Meanwhile, he becomes more and more of a recluse. He watches scary movies (mostly zombie flicks) with the ghost of his beloved grandmother (Elaine Stritch), just can’t seem to really talk to anyone else. Neil (Tucker Albrizzi) is the resident fat kid who also gets picked on. He tries to insinuate himself into Norman’s life because he sees a kind of kindred spirit…and he totally believes that this weird kid with the spiky hair can see ghosts.
When Norman’s Uncle Prenderghast (John Goodman) shows up out of nowhere, things get really strange for everyone. It turns out that there’s a 300 year old curse on the tiny (and rundown) town of Blithe Hollow that was cast by a supposed witch. She was accused of witchcraft by seven people (led by a Judge voiced by Bernard Hill) who were all cursed to return to life every year. It was Prenderghast’s yearly job to do something to stop it. Now it’s Norman’s. Why? Well, if you listen closely you can figure out why, but it’s never really mentioned in the movie.
Of course, the seven Puritans come back to life and Norman and his forced friends, including his sister, a bully who can’t spell his own name (Christopher Mintz-Plasse), Neil and Neil’s jock brother (Casey Affleck), have to find a way to put them all back in their graves.
So, yes. This is a zombie movie for kids! And it completely lives up to the zombie movie premise of “They are us.”
What’s so strange about the movie, you ask? Well as I said, Norman is a pretty normal kid. At least, normal for a kid who can talk to dead people. He’s an outcast. He’s bullied. He’s depressed. He’s not happy. At all. There’s something different about him and everyone knows it and they don’t like it. It scares them. Instead of the happy-go-lucky hero like most animated kids’ movies would portray, he goes through life with a frown and sad eyes. We’re almost fooled during his first walk to school because of how he greets all of his dead friends, but as soon as he sees a living human, he shrinks away. All of this makes the movie start off pretty slow and COMPLETELY different from just about any other animated American film I’ve ever seen.

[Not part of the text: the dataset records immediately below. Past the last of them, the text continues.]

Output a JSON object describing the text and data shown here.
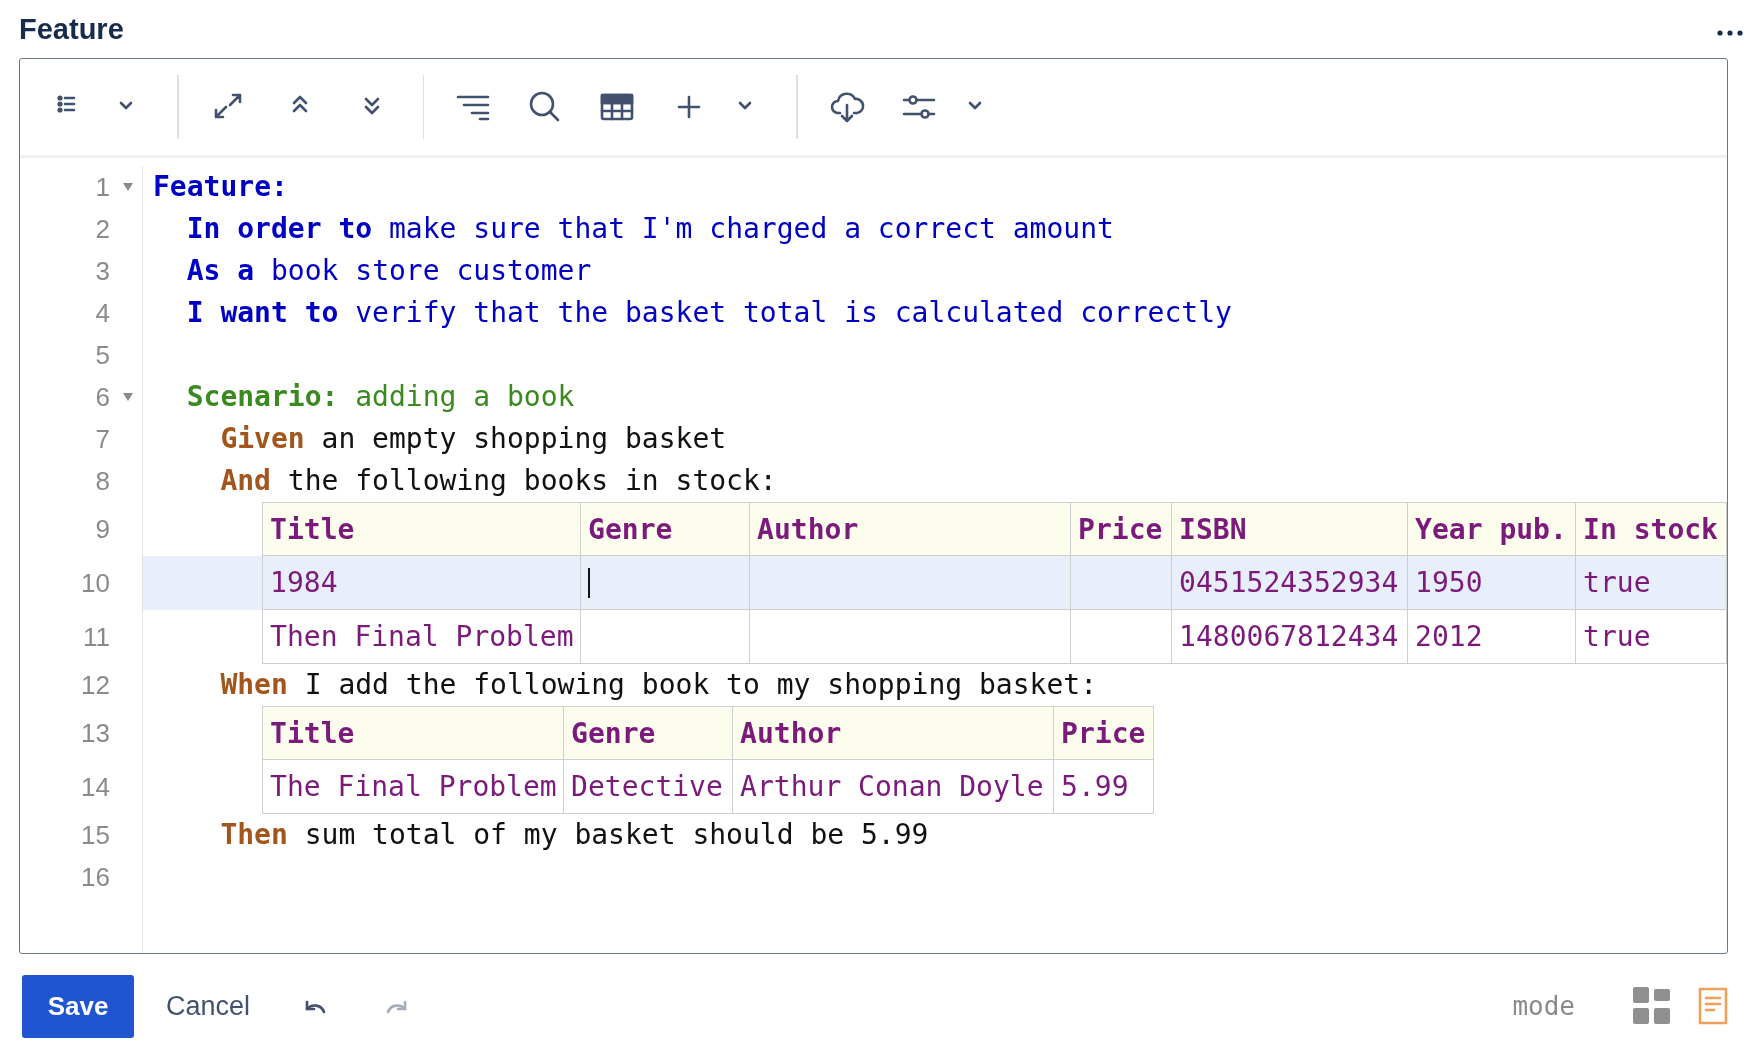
{
  "title": "Feature",
  "editor": {
    "lines": [
      {
        "number": "1",
        "kind": "feature",
        "expanded": true,
        "tokens": [
          {
            "kind": "keyword",
            "text": "Feature:"
          }
        ],
        "children": [
          {
            "number": "2",
            "kind": "feature",
            "tokens": [
              {
                "kind": "keyword",
                "text": "In order to"
              },
              {
                "kind": "text",
                "text": "make sure that I'm charged a correct amount"
              }
            ]
          },
          {
            "number": "3",
            "kind": "feature",
            "tokens": [
              {
                "kind": "keyword",
                "text": "As a"
              },
              {
                "kind": "text",
                "text": "book store customer"
              }
            ]
          },
          {
            "number": "4",
            "kind": "feature",
            "tokens": [
              {
                "kind": "keyword",
                "text": "I want to"
              },
              {
                "kind": "text",
                "text": "verify that the basket total is calculated correctly"
              }
            ]
          },
          {
            "number": "5",
            "kind": "blank"
          },
          {
            "number": "6",
            "kind": "scenario",
            "expanded": true,
            "tokens": [
              {
                "kind": "keyword",
                "text": "Scenario:"
              },
              {
                "kind": "text",
                "text": "adding a book"
              }
            ],
            "children": [
              {
                "number": "7",
                "kind": "step",
                "tokens": [
                  {
                    "kind": "keyword",
                    "text": "Given"
                  },
                  {
                    "kind": "text",
                    "text": "an empty shopping basket"
                  }
                ]
              },
              {
                "number": "8",
                "kind": "step",
                "tokens": [
                  {
                    "kind": "keyword",
                    "text": "And"
                  },
                  {
                    "kind": "text",
                    "text": "the following books in stock:"
                  }
                ],
                "table": {
                  "header": {
                    "number": "9",
                    "cells": [
                      "Title",
                      "Genre",
                      "Author",
                      "Price",
                      "ISBN",
                      "Year pub.",
                      "In stock"
                    ]
                  },
                  "rows": [
                    {
                      "number": "10",
                      "selected": true,
                      "cells": [
                        {
                          "text": "1984",
                          "caret": false
                        },
                        {
                          "caret": true
                        },
                        {
                          "caret": false
                        },
                        {
                          "caret": false
                        },
                        {
                          "text": "0451524352934",
                          "caret": false
                        },
                        {
                          "text": "1950",
                          "caret": false
                        },
                        {
                          "text": "true",
                          "caret": false
                        }
                      ]
                    },
                    {
                      "number": "11",
                      "selected": false,
                      "cells": [
                        {
                          "text": "Then Final Problem",
                          "caret": false
                        },
                        {
                          "caret": false
                        },
                        {
                          "caret": false
                        },
                        {
                          "caret": false
                        },
                        {
                          "text": "1480067812434",
                          "caret": false
                        },
                        {
                          "text": "2012",
                          "caret": false
                        },
                        {
                          "text": "true",
                          "caret": false
                        }
                      ]
                    }
                  ]
                }
              },
              {
                "number": "12",
                "kind": "step",
                "tokens": [
                  {
                    "kind": "keyword",
                    "text": "When"
                  },
                  {
                    "kind": "text",
                    "text": "I add the following book to my shopping basket:"
                  }
                ],
                "table": {
                  "header": {
                    "number": "13",
                    "cells": [
                      "Title",
                      "Genre",
                      "Author",
                      "Price"
                    ]
                  },
                  "rows": [
                    {
                      "number": "14",
                      "selected": false,
                      "cells": [
                        {
                          "text": "The Final Problem",
                          "caret": false
                        },
                        {
                          "text": "Detective",
                          "caret": false
                        },
                        {
                          "text": "Arthur Conan Doyle",
                          "caret": false
                        },
                        {
                          "text": "5.99",
                          "caret": false
                        }
                      ]
                    }
                  ]
                }
              },
              {
                "number": "15",
                "kind": "step",
                "tokens": [
                  {
                    "kind": "keyword",
                    "text": "Then"
                  },
                  {
                    "kind": "text",
                    "text": "sum total of my basket should be 5.99"
                  }
                ]
              }
            ]
          }
        ]
      },
      {
        "number": "16",
        "kind": "blank"
      }
    ]
  },
  "footer": {
    "save": "Save",
    "cancel": "Cancel",
    "history": [
      {
        "kind": "undo",
        "disabled": false
      },
      {
        "kind": "redo",
        "disabled": true
      }
    ],
    "mode_label": "mode",
    "modes": [
      {
        "kind": "grid",
        "selected": false
      },
      {
        "kind": "document",
        "selected": true
      }
    ]
  }
}
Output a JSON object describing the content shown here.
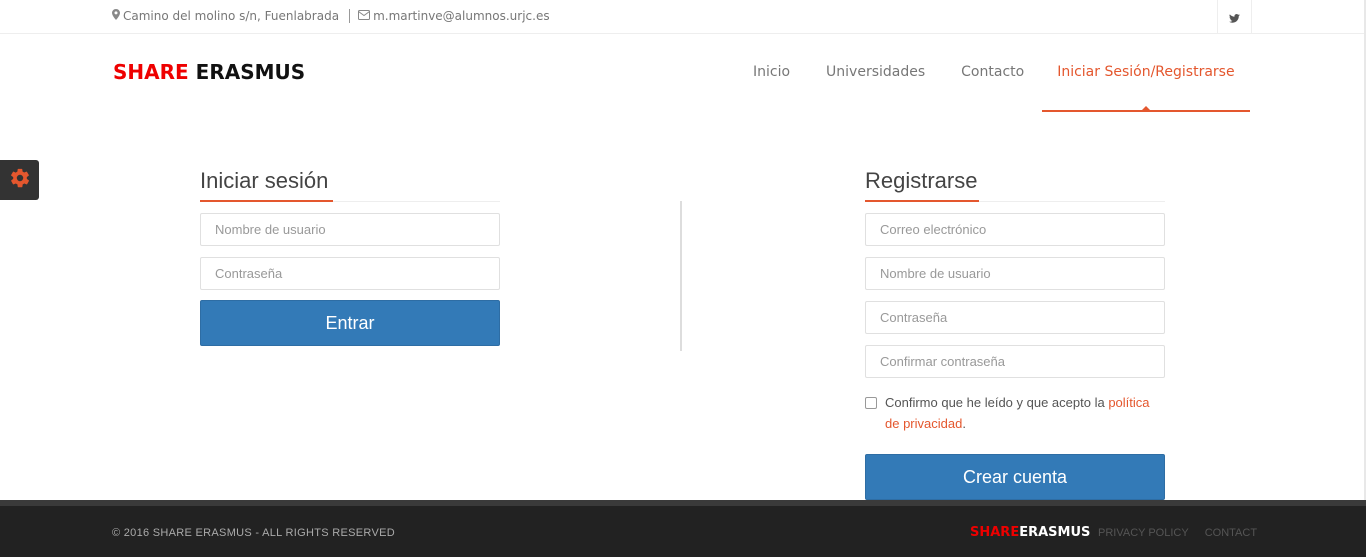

Of course, this is what the movie is all about. It’s not about a happy kid. It’s about a kid who is bullied by everyone he knows and how people who rule by fear are actually more afraid than the people they rule. There’s also a bit about not changing just to conform to other peoples’ ideas of who you should be.
I’m gonna be completely honest here: this movie needs to play to mass audiences. There’s a large portion of this country who won’t like it or won’t understand that it’s about them: but they should probably see it anyway.
Luckily, this message is all wrapped up in a pretty ripping yarn. I liked all of the characters (even the dumb ones were pretty smart) and loved how they got to where they ended up. It was real and a lot of fun, even if it’s not as full of “laughs” as a lot of these sorts of movies tend to be.
Be warned, though: ParaNorman gets pretty damned intense towards the end. This is, after all, a zombie/horror movie first and foremost. It’s still for kids, the last half hour is full of some fairly scary images and heady thoughts.
The animation was very good, too, especially in those last scenes. The characters reminded me a little bit of old wax Christmas angels for some reason (mainly around the mouth), but they were great. I especially liked the opening scene that was shot to look like an old grindhouse movie. Nice!
I really liked ParaNorman. At first I was worried because of the slowness (and the very occasional reliance on butt humor), but as soon as I got into the groove of it, it turned out to be a really fun kids’ horror flick with a surprisingly important message.